### What the task asks
Show each line of the records in which the word "Chrome" occurs.
************
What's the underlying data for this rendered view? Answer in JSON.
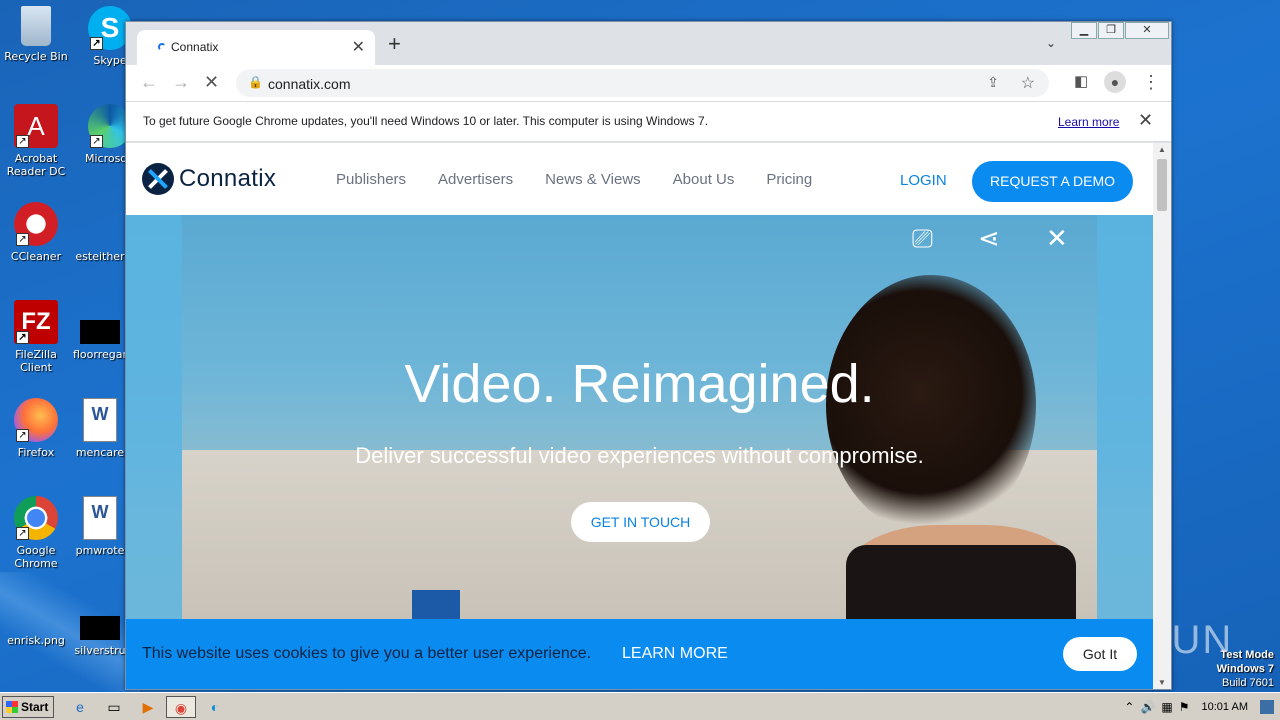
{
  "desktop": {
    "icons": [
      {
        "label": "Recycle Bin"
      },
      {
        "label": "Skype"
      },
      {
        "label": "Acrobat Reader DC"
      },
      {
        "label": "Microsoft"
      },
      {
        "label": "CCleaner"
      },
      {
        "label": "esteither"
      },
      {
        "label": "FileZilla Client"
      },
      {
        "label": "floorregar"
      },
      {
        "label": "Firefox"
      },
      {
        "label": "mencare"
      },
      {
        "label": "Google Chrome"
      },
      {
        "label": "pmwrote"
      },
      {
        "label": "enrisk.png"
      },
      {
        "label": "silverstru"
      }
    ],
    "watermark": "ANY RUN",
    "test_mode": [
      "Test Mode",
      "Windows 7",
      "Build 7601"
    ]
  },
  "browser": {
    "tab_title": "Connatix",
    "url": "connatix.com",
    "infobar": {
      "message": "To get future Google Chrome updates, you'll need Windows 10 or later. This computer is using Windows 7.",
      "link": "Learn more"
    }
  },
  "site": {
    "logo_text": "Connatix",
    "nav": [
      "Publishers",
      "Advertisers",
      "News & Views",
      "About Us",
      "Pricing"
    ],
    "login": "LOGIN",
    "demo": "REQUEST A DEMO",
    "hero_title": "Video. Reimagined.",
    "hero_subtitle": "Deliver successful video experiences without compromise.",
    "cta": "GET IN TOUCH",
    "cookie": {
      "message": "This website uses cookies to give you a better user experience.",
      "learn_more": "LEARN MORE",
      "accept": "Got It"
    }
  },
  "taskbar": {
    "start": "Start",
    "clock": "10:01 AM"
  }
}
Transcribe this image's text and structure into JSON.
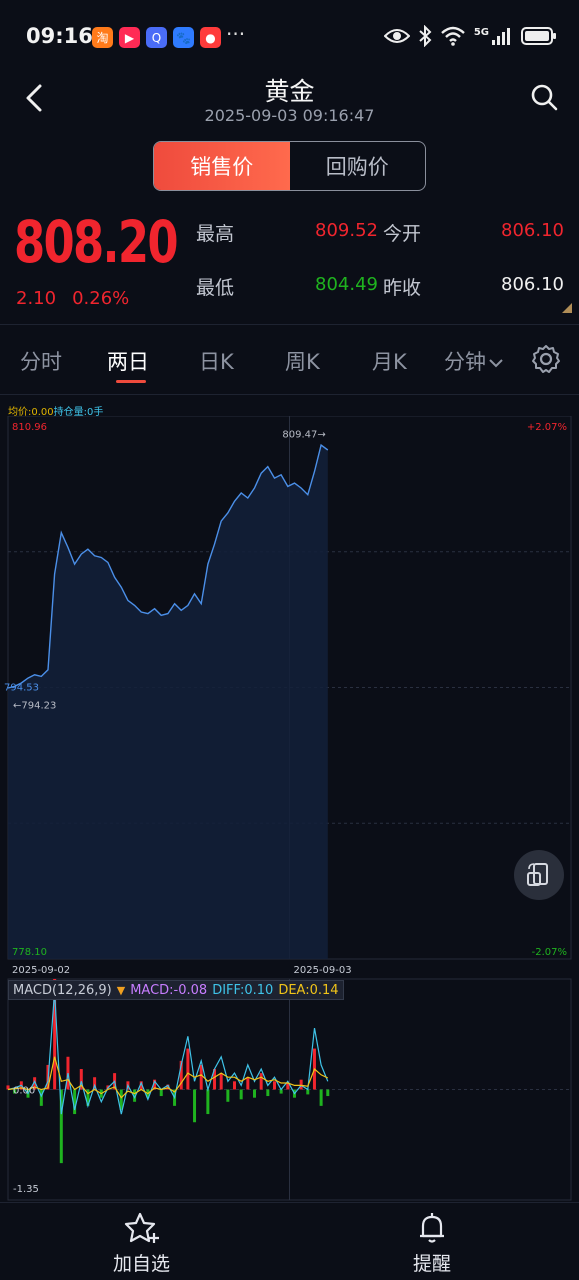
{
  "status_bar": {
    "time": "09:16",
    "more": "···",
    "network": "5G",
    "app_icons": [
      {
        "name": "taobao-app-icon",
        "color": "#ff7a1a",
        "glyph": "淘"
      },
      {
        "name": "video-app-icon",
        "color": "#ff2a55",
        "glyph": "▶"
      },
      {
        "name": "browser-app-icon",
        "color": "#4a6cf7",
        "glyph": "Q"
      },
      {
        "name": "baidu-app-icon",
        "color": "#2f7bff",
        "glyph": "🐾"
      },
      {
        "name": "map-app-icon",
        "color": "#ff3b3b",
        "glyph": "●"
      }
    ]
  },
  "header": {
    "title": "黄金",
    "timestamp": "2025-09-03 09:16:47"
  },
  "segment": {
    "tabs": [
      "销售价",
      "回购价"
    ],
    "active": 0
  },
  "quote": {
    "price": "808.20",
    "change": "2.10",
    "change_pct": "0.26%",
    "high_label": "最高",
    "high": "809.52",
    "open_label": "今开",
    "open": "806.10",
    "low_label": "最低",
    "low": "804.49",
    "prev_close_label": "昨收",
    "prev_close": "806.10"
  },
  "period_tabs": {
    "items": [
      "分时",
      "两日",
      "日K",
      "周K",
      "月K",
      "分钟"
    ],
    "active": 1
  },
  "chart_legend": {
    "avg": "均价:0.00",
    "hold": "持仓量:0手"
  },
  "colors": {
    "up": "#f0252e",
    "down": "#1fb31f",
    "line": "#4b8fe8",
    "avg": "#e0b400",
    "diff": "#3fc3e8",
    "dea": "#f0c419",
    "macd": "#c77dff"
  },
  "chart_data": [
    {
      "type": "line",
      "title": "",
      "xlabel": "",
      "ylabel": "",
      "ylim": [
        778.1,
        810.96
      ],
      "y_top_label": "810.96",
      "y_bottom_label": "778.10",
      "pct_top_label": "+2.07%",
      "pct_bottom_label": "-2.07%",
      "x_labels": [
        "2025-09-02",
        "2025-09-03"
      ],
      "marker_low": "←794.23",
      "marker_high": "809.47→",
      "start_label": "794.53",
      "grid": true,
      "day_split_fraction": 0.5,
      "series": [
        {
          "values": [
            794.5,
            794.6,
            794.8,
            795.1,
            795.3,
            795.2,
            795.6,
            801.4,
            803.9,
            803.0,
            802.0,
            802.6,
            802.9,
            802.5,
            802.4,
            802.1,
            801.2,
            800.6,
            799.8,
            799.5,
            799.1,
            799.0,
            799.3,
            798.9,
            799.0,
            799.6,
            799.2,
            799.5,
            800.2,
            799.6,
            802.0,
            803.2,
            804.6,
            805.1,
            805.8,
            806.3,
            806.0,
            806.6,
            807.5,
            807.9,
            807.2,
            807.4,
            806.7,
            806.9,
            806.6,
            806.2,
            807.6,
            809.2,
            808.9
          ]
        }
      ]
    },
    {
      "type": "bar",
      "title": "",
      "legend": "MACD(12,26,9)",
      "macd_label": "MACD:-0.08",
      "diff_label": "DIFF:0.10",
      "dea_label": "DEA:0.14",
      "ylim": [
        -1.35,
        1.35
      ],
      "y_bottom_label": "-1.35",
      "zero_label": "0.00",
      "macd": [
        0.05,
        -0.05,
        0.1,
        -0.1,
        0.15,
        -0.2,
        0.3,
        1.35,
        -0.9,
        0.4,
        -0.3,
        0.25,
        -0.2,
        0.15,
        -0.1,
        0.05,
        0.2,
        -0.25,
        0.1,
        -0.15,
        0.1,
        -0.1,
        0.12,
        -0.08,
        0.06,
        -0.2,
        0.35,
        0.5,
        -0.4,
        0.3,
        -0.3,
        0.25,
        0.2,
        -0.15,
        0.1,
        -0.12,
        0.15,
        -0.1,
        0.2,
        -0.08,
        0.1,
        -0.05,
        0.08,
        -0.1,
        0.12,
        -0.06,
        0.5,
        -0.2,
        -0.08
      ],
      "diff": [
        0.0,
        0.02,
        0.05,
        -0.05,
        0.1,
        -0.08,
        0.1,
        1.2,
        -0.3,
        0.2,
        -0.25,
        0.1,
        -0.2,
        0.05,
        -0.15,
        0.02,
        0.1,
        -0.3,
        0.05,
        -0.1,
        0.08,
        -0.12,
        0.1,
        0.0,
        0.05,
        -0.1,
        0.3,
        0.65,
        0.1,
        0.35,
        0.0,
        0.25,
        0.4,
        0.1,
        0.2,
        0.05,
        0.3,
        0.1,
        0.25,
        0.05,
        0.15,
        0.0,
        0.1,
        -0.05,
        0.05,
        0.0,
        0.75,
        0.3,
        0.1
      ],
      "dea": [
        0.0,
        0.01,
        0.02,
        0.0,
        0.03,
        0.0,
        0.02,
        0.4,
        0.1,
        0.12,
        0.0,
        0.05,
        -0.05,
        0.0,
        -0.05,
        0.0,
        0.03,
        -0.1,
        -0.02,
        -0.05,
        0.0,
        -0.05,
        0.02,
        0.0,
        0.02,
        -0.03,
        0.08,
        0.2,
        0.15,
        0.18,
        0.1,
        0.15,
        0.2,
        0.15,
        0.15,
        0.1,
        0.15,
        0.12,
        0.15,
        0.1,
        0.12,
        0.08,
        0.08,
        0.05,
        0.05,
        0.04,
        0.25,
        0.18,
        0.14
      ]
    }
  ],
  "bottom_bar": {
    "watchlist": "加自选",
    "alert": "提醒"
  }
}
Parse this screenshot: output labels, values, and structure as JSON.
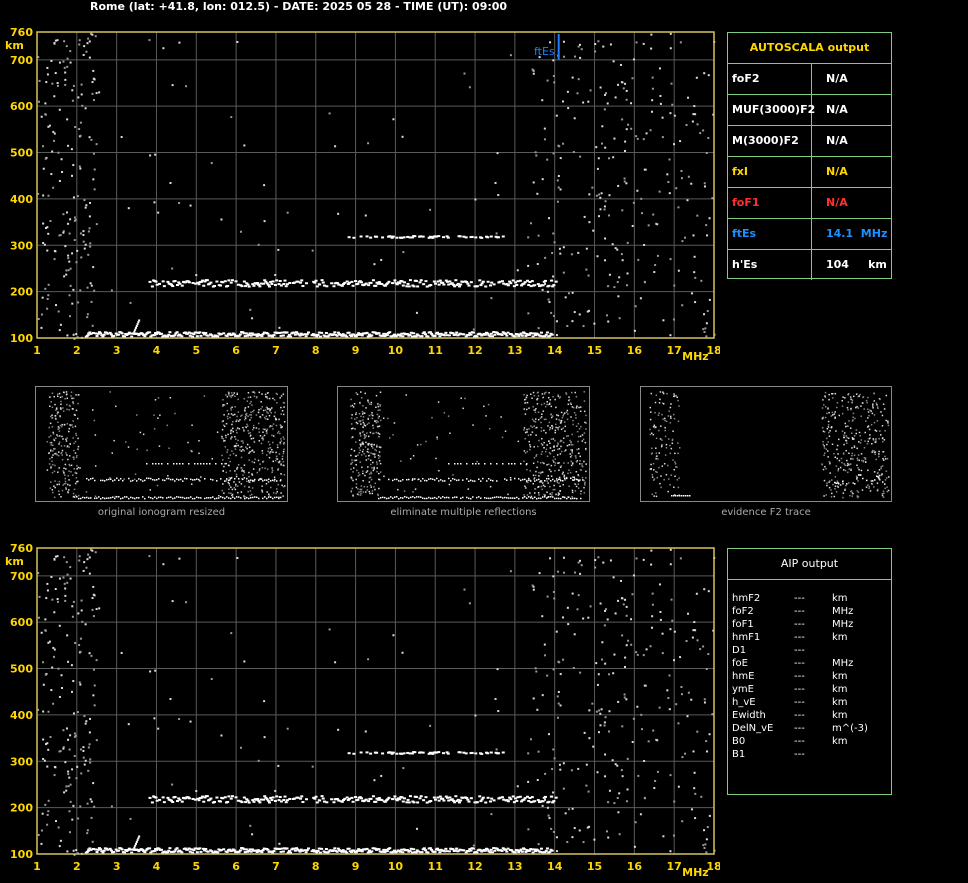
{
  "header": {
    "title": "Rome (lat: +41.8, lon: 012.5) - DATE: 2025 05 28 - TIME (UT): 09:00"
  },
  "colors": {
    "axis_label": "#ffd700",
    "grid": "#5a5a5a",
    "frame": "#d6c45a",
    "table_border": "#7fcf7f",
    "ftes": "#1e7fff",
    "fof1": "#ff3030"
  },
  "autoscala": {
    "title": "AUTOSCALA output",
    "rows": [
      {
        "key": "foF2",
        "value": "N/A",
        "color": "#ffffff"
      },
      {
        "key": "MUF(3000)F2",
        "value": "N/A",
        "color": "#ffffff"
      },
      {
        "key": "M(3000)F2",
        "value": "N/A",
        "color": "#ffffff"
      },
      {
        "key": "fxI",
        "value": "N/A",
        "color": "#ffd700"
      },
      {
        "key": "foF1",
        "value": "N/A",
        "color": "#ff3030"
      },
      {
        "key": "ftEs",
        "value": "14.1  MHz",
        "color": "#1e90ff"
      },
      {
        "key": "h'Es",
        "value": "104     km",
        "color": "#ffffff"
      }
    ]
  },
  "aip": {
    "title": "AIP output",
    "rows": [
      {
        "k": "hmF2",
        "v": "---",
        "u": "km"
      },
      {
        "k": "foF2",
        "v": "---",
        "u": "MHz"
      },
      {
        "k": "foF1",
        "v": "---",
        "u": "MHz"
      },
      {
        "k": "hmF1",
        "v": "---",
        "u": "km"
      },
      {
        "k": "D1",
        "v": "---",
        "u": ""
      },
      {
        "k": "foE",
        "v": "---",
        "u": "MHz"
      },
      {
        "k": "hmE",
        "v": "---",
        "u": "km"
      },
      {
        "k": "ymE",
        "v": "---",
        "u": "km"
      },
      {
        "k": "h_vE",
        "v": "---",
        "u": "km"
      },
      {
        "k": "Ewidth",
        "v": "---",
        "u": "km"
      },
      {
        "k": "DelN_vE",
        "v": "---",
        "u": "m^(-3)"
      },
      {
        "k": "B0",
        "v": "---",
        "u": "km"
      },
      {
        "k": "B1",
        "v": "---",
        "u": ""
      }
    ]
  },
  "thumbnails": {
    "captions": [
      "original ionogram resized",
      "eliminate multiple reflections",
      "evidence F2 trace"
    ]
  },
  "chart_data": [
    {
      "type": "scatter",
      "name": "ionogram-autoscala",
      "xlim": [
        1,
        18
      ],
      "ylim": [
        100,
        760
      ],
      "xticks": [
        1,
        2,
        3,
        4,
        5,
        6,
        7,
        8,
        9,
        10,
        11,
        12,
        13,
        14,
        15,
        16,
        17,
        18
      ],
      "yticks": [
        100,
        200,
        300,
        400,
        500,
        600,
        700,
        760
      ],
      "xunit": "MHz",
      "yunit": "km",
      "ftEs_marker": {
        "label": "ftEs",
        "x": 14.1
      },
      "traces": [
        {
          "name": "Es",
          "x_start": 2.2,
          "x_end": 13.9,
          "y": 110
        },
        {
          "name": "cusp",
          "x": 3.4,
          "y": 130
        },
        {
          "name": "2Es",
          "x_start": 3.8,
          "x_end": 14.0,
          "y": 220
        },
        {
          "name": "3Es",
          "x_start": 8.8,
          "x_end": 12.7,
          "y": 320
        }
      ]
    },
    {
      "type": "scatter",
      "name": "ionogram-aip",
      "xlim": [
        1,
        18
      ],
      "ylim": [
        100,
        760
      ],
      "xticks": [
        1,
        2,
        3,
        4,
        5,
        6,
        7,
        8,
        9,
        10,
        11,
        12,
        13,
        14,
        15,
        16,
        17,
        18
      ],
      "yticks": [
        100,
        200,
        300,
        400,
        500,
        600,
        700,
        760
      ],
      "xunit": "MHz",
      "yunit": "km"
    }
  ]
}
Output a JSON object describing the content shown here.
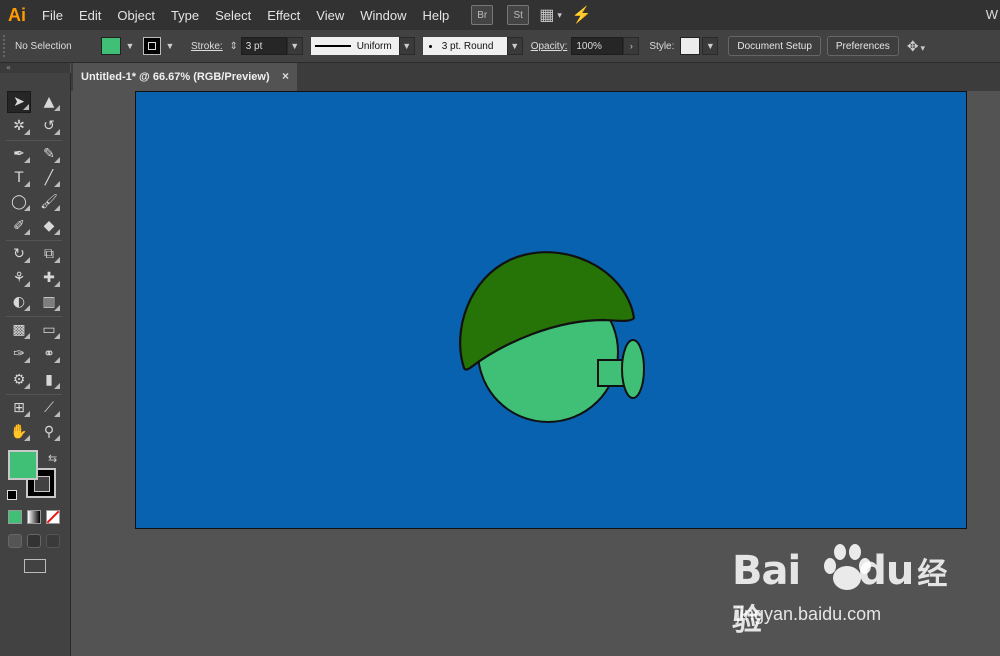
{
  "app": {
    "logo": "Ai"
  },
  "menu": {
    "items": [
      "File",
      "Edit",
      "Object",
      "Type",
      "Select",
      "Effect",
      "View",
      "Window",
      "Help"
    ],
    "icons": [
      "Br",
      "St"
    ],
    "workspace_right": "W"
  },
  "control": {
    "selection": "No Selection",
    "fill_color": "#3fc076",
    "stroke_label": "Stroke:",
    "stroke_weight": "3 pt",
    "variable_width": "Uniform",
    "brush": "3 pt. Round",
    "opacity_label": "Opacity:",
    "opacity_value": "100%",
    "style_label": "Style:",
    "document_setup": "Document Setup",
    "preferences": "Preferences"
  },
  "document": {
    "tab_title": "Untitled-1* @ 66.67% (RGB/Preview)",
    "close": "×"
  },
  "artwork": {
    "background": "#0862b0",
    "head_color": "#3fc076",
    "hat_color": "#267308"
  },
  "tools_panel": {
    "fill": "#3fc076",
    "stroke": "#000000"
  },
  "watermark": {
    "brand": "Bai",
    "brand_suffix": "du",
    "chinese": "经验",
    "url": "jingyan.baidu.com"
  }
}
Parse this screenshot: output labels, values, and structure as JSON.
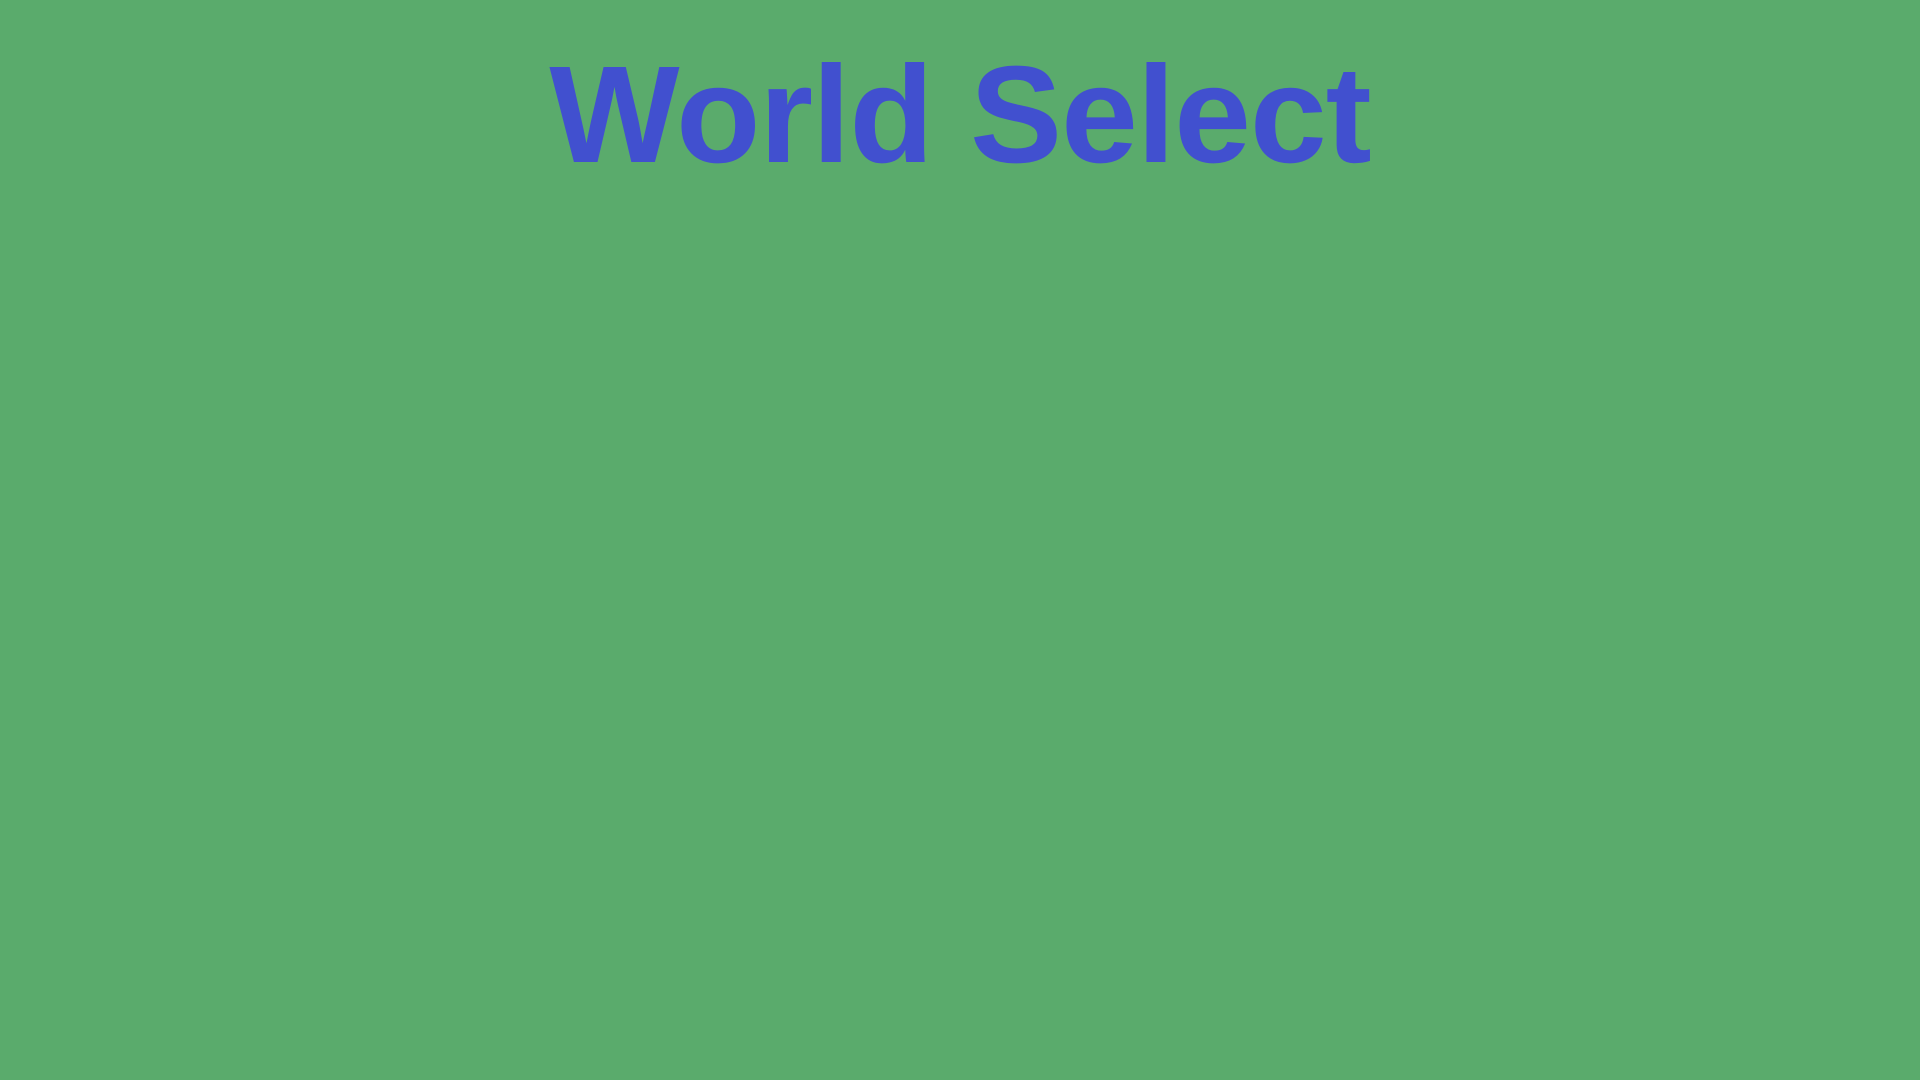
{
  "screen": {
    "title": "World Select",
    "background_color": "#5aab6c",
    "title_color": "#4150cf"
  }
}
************
### Result of this exercise
        "label": "Google Chrome"
      "message": "To get future Google Chrome updates, you'll need Windows 10 or later. This computer is using Windows 7.",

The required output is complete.